» **Task objective**
Among the entries below, find the lines with the word "number" and copy them.

Component data from apps and pages:
_ _ _ _ _ _ _

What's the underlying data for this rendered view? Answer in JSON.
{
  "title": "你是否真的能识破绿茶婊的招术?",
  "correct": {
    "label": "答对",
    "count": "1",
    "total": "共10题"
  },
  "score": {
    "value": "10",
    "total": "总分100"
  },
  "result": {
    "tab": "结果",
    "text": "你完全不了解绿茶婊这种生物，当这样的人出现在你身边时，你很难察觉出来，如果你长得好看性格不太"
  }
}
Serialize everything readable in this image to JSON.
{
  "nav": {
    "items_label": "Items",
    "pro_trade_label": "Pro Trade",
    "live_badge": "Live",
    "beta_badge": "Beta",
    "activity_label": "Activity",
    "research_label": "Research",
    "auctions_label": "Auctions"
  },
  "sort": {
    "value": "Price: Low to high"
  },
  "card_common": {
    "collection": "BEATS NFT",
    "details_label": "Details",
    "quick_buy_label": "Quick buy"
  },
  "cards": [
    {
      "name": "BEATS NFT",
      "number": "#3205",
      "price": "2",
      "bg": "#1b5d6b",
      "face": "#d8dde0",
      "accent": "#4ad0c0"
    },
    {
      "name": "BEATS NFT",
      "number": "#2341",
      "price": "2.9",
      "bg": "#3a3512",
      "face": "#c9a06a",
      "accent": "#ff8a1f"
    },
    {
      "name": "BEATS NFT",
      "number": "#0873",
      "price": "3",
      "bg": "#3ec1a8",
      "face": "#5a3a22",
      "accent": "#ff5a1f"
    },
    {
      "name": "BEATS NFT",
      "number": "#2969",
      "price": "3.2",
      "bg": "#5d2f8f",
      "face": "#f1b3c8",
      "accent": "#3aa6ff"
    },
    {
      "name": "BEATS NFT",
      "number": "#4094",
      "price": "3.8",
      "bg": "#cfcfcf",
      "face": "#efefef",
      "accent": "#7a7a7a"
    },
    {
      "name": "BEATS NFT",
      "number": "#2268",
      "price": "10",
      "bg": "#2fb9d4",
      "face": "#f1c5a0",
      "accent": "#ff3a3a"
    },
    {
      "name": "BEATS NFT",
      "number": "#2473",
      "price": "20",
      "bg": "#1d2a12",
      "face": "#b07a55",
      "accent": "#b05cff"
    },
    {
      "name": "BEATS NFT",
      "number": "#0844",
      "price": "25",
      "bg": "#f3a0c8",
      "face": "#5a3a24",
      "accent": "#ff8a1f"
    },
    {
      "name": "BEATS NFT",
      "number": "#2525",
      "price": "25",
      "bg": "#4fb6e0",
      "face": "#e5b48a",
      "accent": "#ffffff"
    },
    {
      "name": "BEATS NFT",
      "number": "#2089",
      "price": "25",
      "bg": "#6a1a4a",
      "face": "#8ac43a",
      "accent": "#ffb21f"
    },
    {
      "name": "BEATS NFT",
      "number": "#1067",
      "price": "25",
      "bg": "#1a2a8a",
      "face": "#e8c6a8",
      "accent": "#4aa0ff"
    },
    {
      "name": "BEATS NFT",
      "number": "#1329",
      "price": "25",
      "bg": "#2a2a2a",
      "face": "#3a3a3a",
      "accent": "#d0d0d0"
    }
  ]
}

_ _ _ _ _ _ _

» **Task output**
      "number": "#3205",
      "number": "#2341",
      "number": "#0873",
      "number": "#2969",
      "number": "#4094",
      "number": "#2268",
      "number": "#2473",
      "number": "#0844",
      "number": "#2525",
      "number": "#2089",
      "number": "#1067",
      "number": "#1329",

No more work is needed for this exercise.